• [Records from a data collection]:
####################

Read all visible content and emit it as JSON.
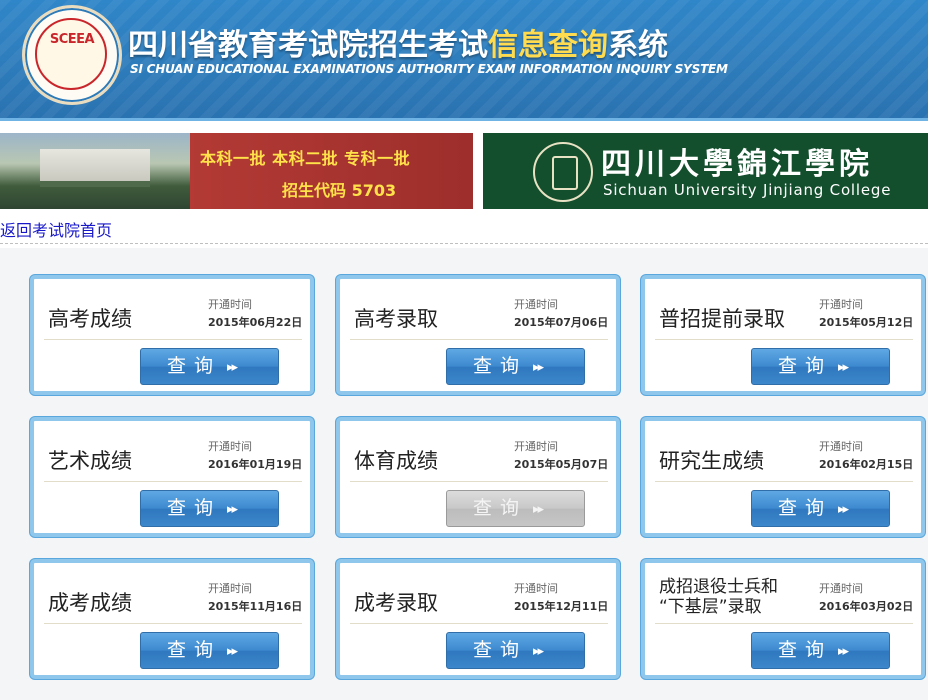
{
  "header": {
    "logo_text": "SCEEA",
    "title_part1": "四川省教育考试院招生考试",
    "title_part2": "信息查询",
    "title_part3": "系统",
    "subtitle": "SI CHUAN EDUCATIONAL EXAMINATIONS AUTHORITY EXAM INFORMATION INQUIRY SYSTEM"
  },
  "banner_left": {
    "line1": "本科一批  本科二批  专科一批",
    "line2": "招生代码 5703"
  },
  "banner_right": {
    "name_cn": "四川大學錦江學院",
    "name_en": "Sichuan University Jinjiang College"
  },
  "back_link": "返回考试院首页",
  "open_label": "开通时间",
  "query_label": "查询",
  "query_arrow": "▸▸",
  "cards": [
    {
      "name": "高考成绩",
      "date": "2015年06月22日",
      "enabled": true
    },
    {
      "name": "高考录取",
      "date": "2015年07月06日",
      "enabled": true
    },
    {
      "name": "普招提前录取",
      "date": "2015年05月12日",
      "enabled": true
    },
    {
      "name": "艺术成绩",
      "date": "2016年01月19日",
      "enabled": true
    },
    {
      "name": "体育成绩",
      "date": "2015年05月07日",
      "enabled": false
    },
    {
      "name": "研究生成绩",
      "date": "2016年02月15日",
      "enabled": true
    },
    {
      "name": "成考成绩",
      "date": "2015年11月16日",
      "enabled": true
    },
    {
      "name": "成考录取",
      "date": "2015年12月11日",
      "enabled": true
    },
    {
      "name_line1": "成招退役士兵和",
      "name_line2": "“下基层”录取",
      "date": "2016年03月02日",
      "enabled": true
    }
  ]
}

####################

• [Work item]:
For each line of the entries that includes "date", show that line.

• [Answer to the exercise]:
      "date": "2015年06月22日",
      "date": "2015年07月06日",
      "date": "2015年05月12日",
      "date": "2016年01月19日",
      "date": "2015年05月07日",
      "date": "2016年02月15日",
      "date": "2015年11月16日",
      "date": "2015年12月11日",
      "date": "2016年03月02日",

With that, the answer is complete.